He said it was a strong political signal that showed commitment to the fund even before it was operational. The Green Climate Fund is a pot of money that will finance mitigation, adaptation and new technology in poor countries hit by climate change. The pledges raise hope that delegates at the COP17 climate talks will be motivated to get the Green Climate Fund, which does not yet operate, up and running. The announcement that Germany would provide €40m and Denmark almost €15m came late in the day on December 7, the second day of the ministerial talks in Durban. The fund is expected to be one of the few concrete results from Durban, which has so far netted little for developing countries and small island states struggling with the effects of climate change. Last year’s climate summit agreed that industrialised countries would mobilise US$100b a year by 2020, which would be channeled through the fund. “The efforts to mobilise climate finance cannot be underestimated,” Nduna said. “There is need for money and this can be distributed through the Green Climate Fund.
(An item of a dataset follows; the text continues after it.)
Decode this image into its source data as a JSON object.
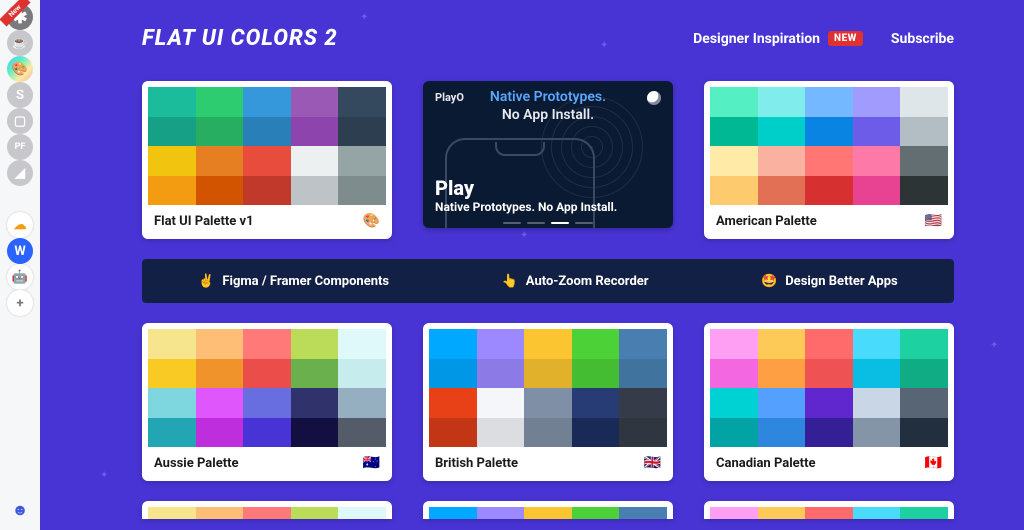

Following this evening’s news, we call on the parties to increase their ambitions and talk about raising climate finance towards 2020 and beyond. “As many ACT members are part of the fabric of their communities, we know the great need for climate finance. Much of ACT’s work in disaster risk reduction, relief and development is related to the adaptation agenda of these climate talks.”
Mattias Soderberg, ACT head of delegation, said it was crucial Durban delivered progress on the fund in order for it to start channeling money to poor people around the world.
In announcing the decision, Danish climate minister Martin Lidegaard said that unless money started flowing into the fund it would be nothing but an empty shell. “For me, it’s also a matter of trust. We in the developed world have promised to deliver and obviously we have to live up to that obligation.” He said the money came with the clear condition that the fund was put into operation.
Notes for editors:ACT (Action by Churches Together) Alliance is global coalition of 125 churches and related organisations that work together in humanitarian assistance, advocacy and development. CWS is a member.The alliance works in 140 countries and mobilises US$1.6 billion annually in its work to achieve justice for the world’s poorest people. It has over 33,000 people working for it globally.
December 8, 2011Durban, South Africa